 The base member 40 is snapped into the flanges with the dome shape portion of plug member 50 facing upward in a position that will seal the aperture 114 from fluid exiting the container. The fluid dispenser 150 has a receptacle insert 152 that fits within the aperture 114 and depresses plug member 50 away from the end of the aperture, displacing the sealing effect and thus allowing fluid to be drawn into
 The use of a syringe allows a controlled removal of fluid. This provides further assurance that the fluid is dispensed only in combination with syringe which can be calibrated so that the bottle and the syringe are keyed alike. If the syringe is calibrated to the bottle and material, the instructions can be as simple as stating that fluid drawn must be equal to the second hash line on the syringe.
 The embodiments disclose the use of a multi component fluid dispensing valve that, which will be obvious to one skilled in the art, can be made from various manufacturing techniques to lessen the amount of components used. The valve assembly and keyed fluid dispenser provide a lock and key type arrangement for the control of fluids from a container. The use of a keyed fluid dispenser verifies that the amount of fluid drawn is exact with the calibration provided by the manufacturer. For instance, if the fluid drawn is measured in ml, then the indicia on the measuring indicia will be marked appropriately. This provides further assurance that the keyed fluid dispenser can only be used in combination with the container to which fluid is to be drawn and the keyed fluid dispenser would have no other useful purpose. The use of all plastic materials allows the container and keyed fluid dispenser to be recycled.
 While detailed embodiments of the instant invention are disclosed herein, it is to be understood that the disclosed embodiments are merely exemplary of the invention, which may be embodied in various forms.

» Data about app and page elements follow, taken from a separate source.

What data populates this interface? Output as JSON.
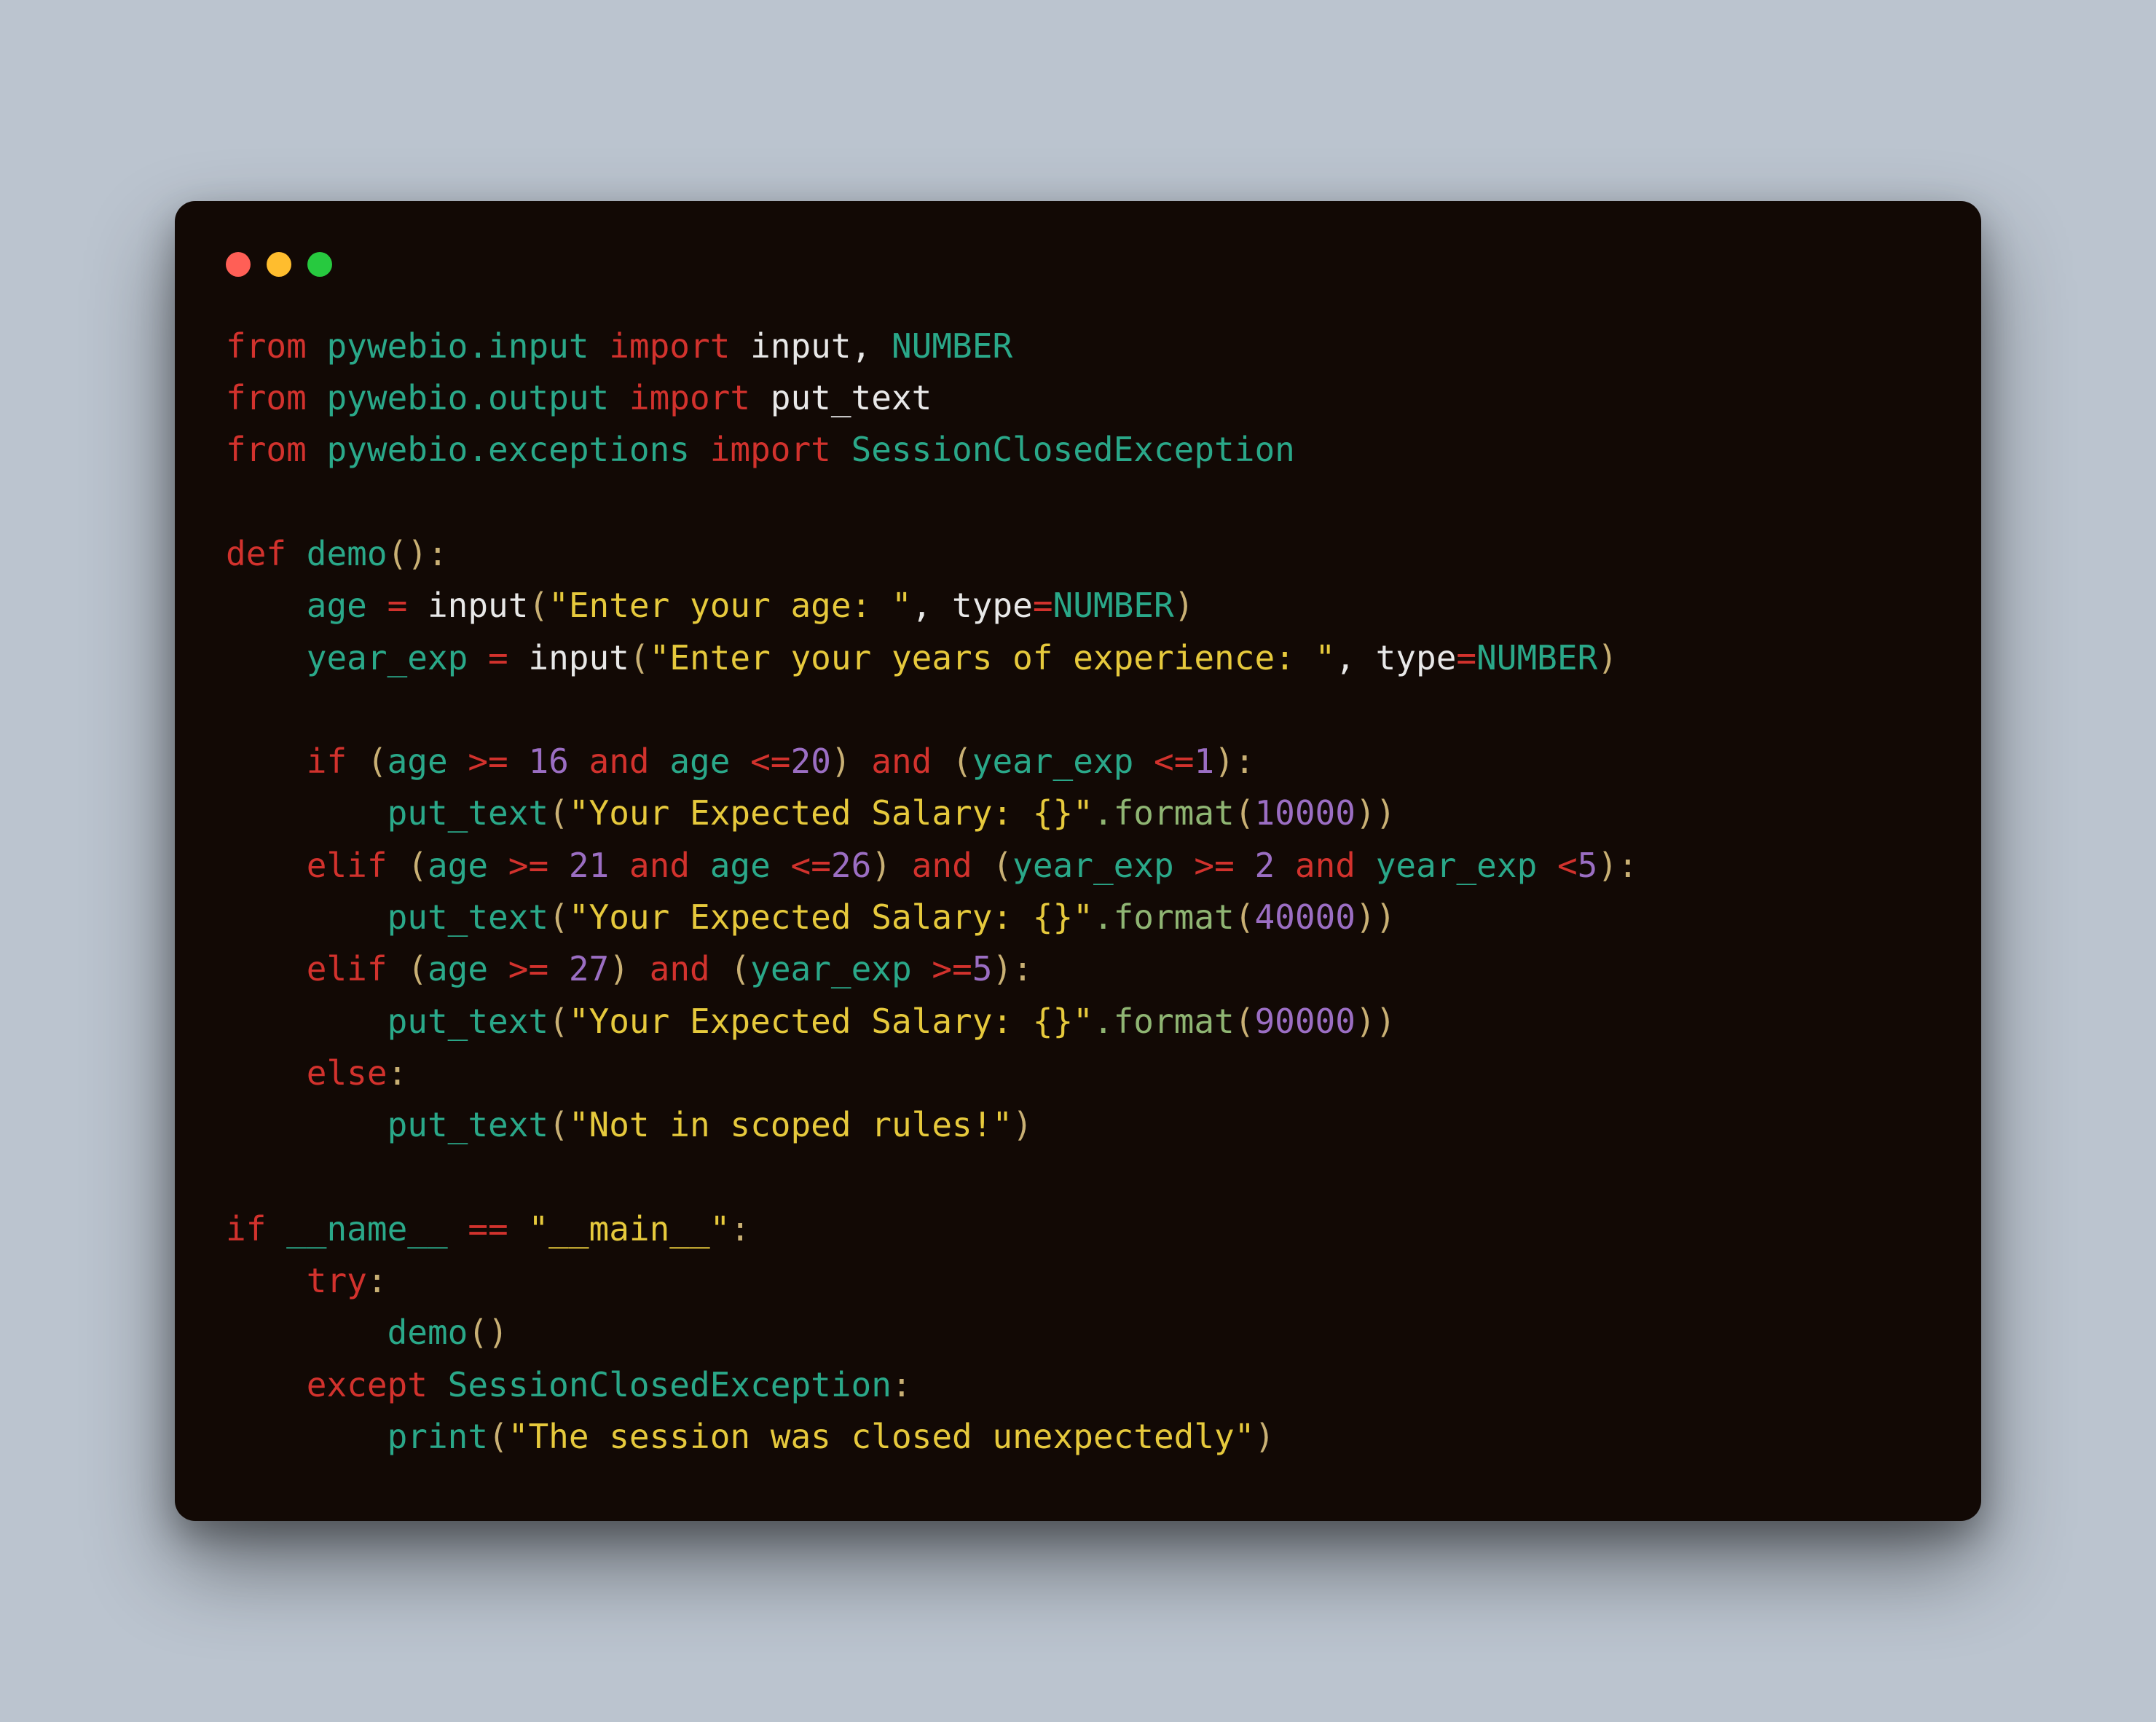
{
  "code": {
    "lines": [
      [
        {
          "t": "from ",
          "c": "kw"
        },
        {
          "t": "pywebio.input ",
          "c": "mod"
        },
        {
          "t": "import ",
          "c": "kw"
        },
        {
          "t": "input",
          "c": "white"
        },
        {
          "t": ", ",
          "c": "white"
        },
        {
          "t": "NUMBER",
          "c": "const"
        }
      ],
      [
        {
          "t": "from ",
          "c": "kw"
        },
        {
          "t": "pywebio.output ",
          "c": "mod"
        },
        {
          "t": "import ",
          "c": "kw"
        },
        {
          "t": "put_text",
          "c": "white"
        }
      ],
      [
        {
          "t": "from ",
          "c": "kw"
        },
        {
          "t": "pywebio.exceptions ",
          "c": "mod"
        },
        {
          "t": "import ",
          "c": "kw"
        },
        {
          "t": "SessionClosedException",
          "c": "const"
        }
      ],
      [],
      [
        {
          "t": "def ",
          "c": "kw"
        },
        {
          "t": "demo",
          "c": "name"
        },
        {
          "t": "():",
          "c": "par"
        }
      ],
      [
        {
          "t": "    ",
          "c": "white"
        },
        {
          "t": "age ",
          "c": "name"
        },
        {
          "t": "= ",
          "c": "op"
        },
        {
          "t": "input",
          "c": "white"
        },
        {
          "t": "(",
          "c": "par"
        },
        {
          "t": "\"Enter your age: \"",
          "c": "str"
        },
        {
          "t": ", ",
          "c": "white"
        },
        {
          "t": "type",
          "c": "white"
        },
        {
          "t": "=",
          "c": "op"
        },
        {
          "t": "NUMBER",
          "c": "const"
        },
        {
          "t": ")",
          "c": "par"
        }
      ],
      [
        {
          "t": "    ",
          "c": "white"
        },
        {
          "t": "year_exp ",
          "c": "name"
        },
        {
          "t": "= ",
          "c": "op"
        },
        {
          "t": "input",
          "c": "white"
        },
        {
          "t": "(",
          "c": "par"
        },
        {
          "t": "\"Enter your years of experience: \"",
          "c": "str"
        },
        {
          "t": ", ",
          "c": "white"
        },
        {
          "t": "type",
          "c": "white"
        },
        {
          "t": "=",
          "c": "op"
        },
        {
          "t": "NUMBER",
          "c": "const"
        },
        {
          "t": ")",
          "c": "par"
        }
      ],
      [],
      [
        {
          "t": "    ",
          "c": "white"
        },
        {
          "t": "if ",
          "c": "kw"
        },
        {
          "t": "(",
          "c": "par"
        },
        {
          "t": "age ",
          "c": "name"
        },
        {
          "t": ">= ",
          "c": "op"
        },
        {
          "t": "16",
          "c": "num"
        },
        {
          "t": " and ",
          "c": "kw"
        },
        {
          "t": "age ",
          "c": "name"
        },
        {
          "t": "<=",
          "c": "op"
        },
        {
          "t": "20",
          "c": "num"
        },
        {
          "t": ")",
          "c": "par"
        },
        {
          "t": " and ",
          "c": "kw"
        },
        {
          "t": "(",
          "c": "par"
        },
        {
          "t": "year_exp ",
          "c": "name"
        },
        {
          "t": "<=",
          "c": "op"
        },
        {
          "t": "1",
          "c": "num"
        },
        {
          "t": "):",
          "c": "par"
        }
      ],
      [
        {
          "t": "        ",
          "c": "white"
        },
        {
          "t": "put_text",
          "c": "name"
        },
        {
          "t": "(",
          "c": "par"
        },
        {
          "t": "\"Your Expected Salary: {}\"",
          "c": "str"
        },
        {
          "t": ".format",
          "c": "attr"
        },
        {
          "t": "(",
          "c": "par"
        },
        {
          "t": "10000",
          "c": "num"
        },
        {
          "t": "))",
          "c": "par"
        }
      ],
      [
        {
          "t": "    ",
          "c": "white"
        },
        {
          "t": "elif ",
          "c": "kw"
        },
        {
          "t": "(",
          "c": "par"
        },
        {
          "t": "age ",
          "c": "name"
        },
        {
          "t": ">= ",
          "c": "op"
        },
        {
          "t": "21",
          "c": "num"
        },
        {
          "t": " and ",
          "c": "kw"
        },
        {
          "t": "age ",
          "c": "name"
        },
        {
          "t": "<=",
          "c": "op"
        },
        {
          "t": "26",
          "c": "num"
        },
        {
          "t": ")",
          "c": "par"
        },
        {
          "t": " and ",
          "c": "kw"
        },
        {
          "t": "(",
          "c": "par"
        },
        {
          "t": "year_exp ",
          "c": "name"
        },
        {
          "t": ">= ",
          "c": "op"
        },
        {
          "t": "2",
          "c": "num"
        },
        {
          "t": " and ",
          "c": "kw"
        },
        {
          "t": "year_exp ",
          "c": "name"
        },
        {
          "t": "<",
          "c": "op"
        },
        {
          "t": "5",
          "c": "num"
        },
        {
          "t": "):",
          "c": "par"
        }
      ],
      [
        {
          "t": "        ",
          "c": "white"
        },
        {
          "t": "put_text",
          "c": "name"
        },
        {
          "t": "(",
          "c": "par"
        },
        {
          "t": "\"Your Expected Salary: {}\"",
          "c": "str"
        },
        {
          "t": ".format",
          "c": "attr"
        },
        {
          "t": "(",
          "c": "par"
        },
        {
          "t": "40000",
          "c": "num"
        },
        {
          "t": "))",
          "c": "par"
        }
      ],
      [
        {
          "t": "    ",
          "c": "white"
        },
        {
          "t": "elif ",
          "c": "kw"
        },
        {
          "t": "(",
          "c": "par"
        },
        {
          "t": "age ",
          "c": "name"
        },
        {
          "t": ">= ",
          "c": "op"
        },
        {
          "t": "27",
          "c": "num"
        },
        {
          "t": ")",
          "c": "par"
        },
        {
          "t": " and ",
          "c": "kw"
        },
        {
          "t": "(",
          "c": "par"
        },
        {
          "t": "year_exp ",
          "c": "name"
        },
        {
          "t": ">=",
          "c": "op"
        },
        {
          "t": "5",
          "c": "num"
        },
        {
          "t": "):",
          "c": "par"
        }
      ],
      [
        {
          "t": "        ",
          "c": "white"
        },
        {
          "t": "put_text",
          "c": "name"
        },
        {
          "t": "(",
          "c": "par"
        },
        {
          "t": "\"Your Expected Salary: {}\"",
          "c": "str"
        },
        {
          "t": ".format",
          "c": "attr"
        },
        {
          "t": "(",
          "c": "par"
        },
        {
          "t": "90000",
          "c": "num"
        },
        {
          "t": "))",
          "c": "par"
        }
      ],
      [
        {
          "t": "    ",
          "c": "white"
        },
        {
          "t": "else",
          "c": "kw"
        },
        {
          "t": ":",
          "c": "par"
        }
      ],
      [
        {
          "t": "        ",
          "c": "white"
        },
        {
          "t": "put_text",
          "c": "name"
        },
        {
          "t": "(",
          "c": "par"
        },
        {
          "t": "\"Not in scoped rules!\"",
          "c": "str"
        },
        {
          "t": ")",
          "c": "par"
        }
      ],
      [],
      [
        {
          "t": "if ",
          "c": "kw"
        },
        {
          "t": "__name__ ",
          "c": "name"
        },
        {
          "t": "== ",
          "c": "op"
        },
        {
          "t": "\"__main__\"",
          "c": "str"
        },
        {
          "t": ":",
          "c": "par"
        }
      ],
      [
        {
          "t": "    ",
          "c": "white"
        },
        {
          "t": "try",
          "c": "kw"
        },
        {
          "t": ":",
          "c": "par"
        }
      ],
      [
        {
          "t": "        ",
          "c": "white"
        },
        {
          "t": "demo",
          "c": "name"
        },
        {
          "t": "()",
          "c": "par"
        }
      ],
      [
        {
          "t": "    ",
          "c": "white"
        },
        {
          "t": "except ",
          "c": "kw"
        },
        {
          "t": "SessionClosedException",
          "c": "const"
        },
        {
          "t": ":",
          "c": "par"
        }
      ],
      [
        {
          "t": "        ",
          "c": "white"
        },
        {
          "t": "print",
          "c": "name"
        },
        {
          "t": "(",
          "c": "par"
        },
        {
          "t": "\"The session was closed unexpectedly\"",
          "c": "str"
        },
        {
          "t": ")",
          "c": "par"
        }
      ]
    ]
  }
}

Therefore, specific functional and structural details disclosed herein are not to be interpreted as limiting, but merely as a basis for the claims and as a representation basis for teaching one skilled in the art to variously employ the present invention in virtually any appropriately detailed structure.
 One skilled in the art will readily appreciate that the present invention is well adapted to carry out the objectives and obtain the ends and advantages mentioned, as well as those inherent therein. The embodiments, methods, procedures and techniques described herein are presently representative of the preferred embodiments, are intended to be exemplary and are not intended as limitations on the scope. Changes therein and other uses will occur to those skilled in the art which are encompassed within the spirit of the invention and are defined by the scope of the appended claims. Although the invention has been described in connection with specific preferred embodiments, it should be understood that the invention as claimed should not be unduly limited to such specific embodiments. Indeed, various modifications of the described modes for carrying out the invention which are obvious to those skilled in the art are intended to be within the scope of the following claims.